Putrajaya appears to be protecting international wildlife smuggler Anson Wong and his wife by giving them permits to operate their business in Penang, said two opposition lawmakers today.
The lawmakers pointed out that despite Putrajaya's assertions that all permits to Wong and his wife Cheah Bing Shee, under the company CBS Wildlife, have been cancelled, utility bills for another company, Rona Wildlife, in Jalan Tanjung Tokong, showed otherwise.
Following an expose on television network Al-Jazeera last month about the thriving wildlife smuggling trade in Malaysia by the notorious smuggler, the Natural Resources and Environment Ministry had issued a statement that all permits to Wong's wife, Cheah Bing Shee, had been cancelled.
"However, here we have utility bills under the name of Cheah Bing Shee with the same address as Rona Wildlife in Jalan Tanjung Tokong," said Padang Serai MP and animal activist N. Surendran.
"And how is it that the Al Jazeera producer can go to the office and find out from a worker there that his boss is Anson Wong and the authorities claim not to know that?"
Surendran said the ministry had been lying to the Malaysian public in allowing Wong to continue his notorious trading of wildlife.
"Why are Anson and his wife above the law? The buck stops with the minister. Clearly there is corruption when the entire top leadership of Perhilitan is incapable of stemming wildlife trafficking by Wong and his wife," added Surendran, referring to the Department of Wildlife and National Parks.
Serdang MP Ong Kian Ming (pic, right) also lashed out at the authorities for not using their enforcement powers to raid Wong's base in Teluk Bahang when the Al-Jazeera documentary last month had exposed that there were endangered species on the premises.

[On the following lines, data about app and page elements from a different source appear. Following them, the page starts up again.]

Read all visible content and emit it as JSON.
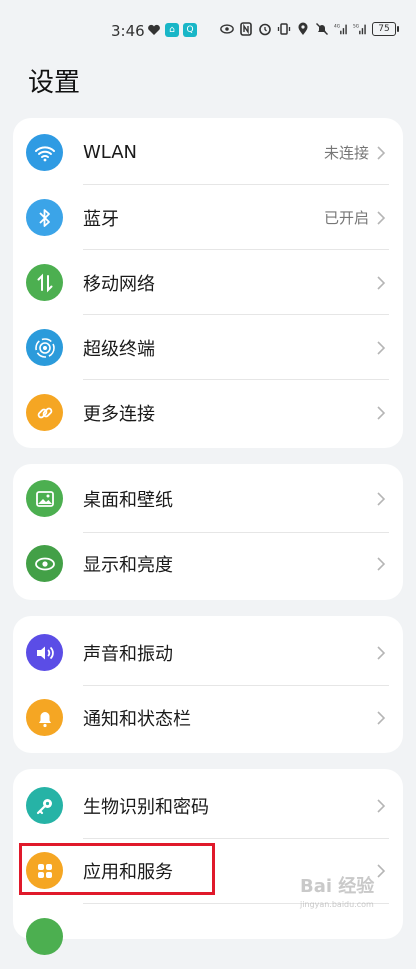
{
  "status_bar": {
    "time": "3:46",
    "battery": "75",
    "network_1": "4G",
    "network_2": "5G"
  },
  "page": {
    "title": "设置"
  },
  "groups": [
    {
      "items": [
        {
          "label": "WLAN",
          "value": "未连接",
          "icon": "wifi-icon",
          "color": "#2f9be3"
        },
        {
          "label": "蓝牙",
          "value": "已开启",
          "icon": "bluetooth-icon",
          "color": "#3ba4e8"
        },
        {
          "label": "移动网络",
          "value": "",
          "icon": "mobile-data-icon",
          "color": "#4caf50"
        },
        {
          "label": "超级终端",
          "value": "",
          "icon": "super-device-icon",
          "color": "#2b9bdb"
        },
        {
          "label": "更多连接",
          "value": "",
          "icon": "link-icon",
          "color": "#f5a623"
        }
      ]
    },
    {
      "items": [
        {
          "label": "桌面和壁纸",
          "value": "",
          "icon": "wallpaper-icon",
          "color": "#4caf50"
        },
        {
          "label": "显示和亮度",
          "value": "",
          "icon": "eye-icon",
          "color": "#43a047"
        }
      ]
    },
    {
      "items": [
        {
          "label": "声音和振动",
          "value": "",
          "icon": "volume-icon",
          "color": "#5b4de6"
        },
        {
          "label": "通知和状态栏",
          "value": "",
          "icon": "bell-icon",
          "color": "#f5a623"
        }
      ]
    },
    {
      "items": [
        {
          "label": "生物识别和密码",
          "value": "",
          "icon": "key-icon",
          "color": "#26b3a6"
        },
        {
          "label": "应用和服务",
          "value": "",
          "icon": "apps-icon",
          "color": "#f5a623"
        }
      ]
    }
  ],
  "watermark": {
    "text": "Bai 经验",
    "sub": "jingyan.baidu.com"
  }
}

Wong gained notoriety in 1998 when he was arrested by agents from the United States after they lured him to Mexico in a highly elaborate five-year investigation that became a best-selling book, the Lizard King. He was sentenced to 71 months in prison in the United States in 2001 after pleading guilty to trafficking in endangered reptiles.
Following his release and return to Malaysia, fears that he continued to be involved in smuggling were confirmed in 2010 when his bag broke while waiting for his flight to Jakarta, revealing some boa constrictors.
After serving just 17 months of a five year jail sentence, Wong was freed by the Court of Appeal, a decision which outraged campaign groups.
Surendran called for the minister to explain what action had been taken to interrogate Wong and his wife following the revelations in the Al-Jazeera documentary.
"We have been labelled as the hub for wildlife smuggling, and this trade is the second biggest after drug trafficking. There must be public pressure on the authorities to put a stop to this,"he said.
He then challenged Wong to "come look for him if he wanted his utility bills back", while waving the two original utility bills under Cheah's name. - December 4, 2013.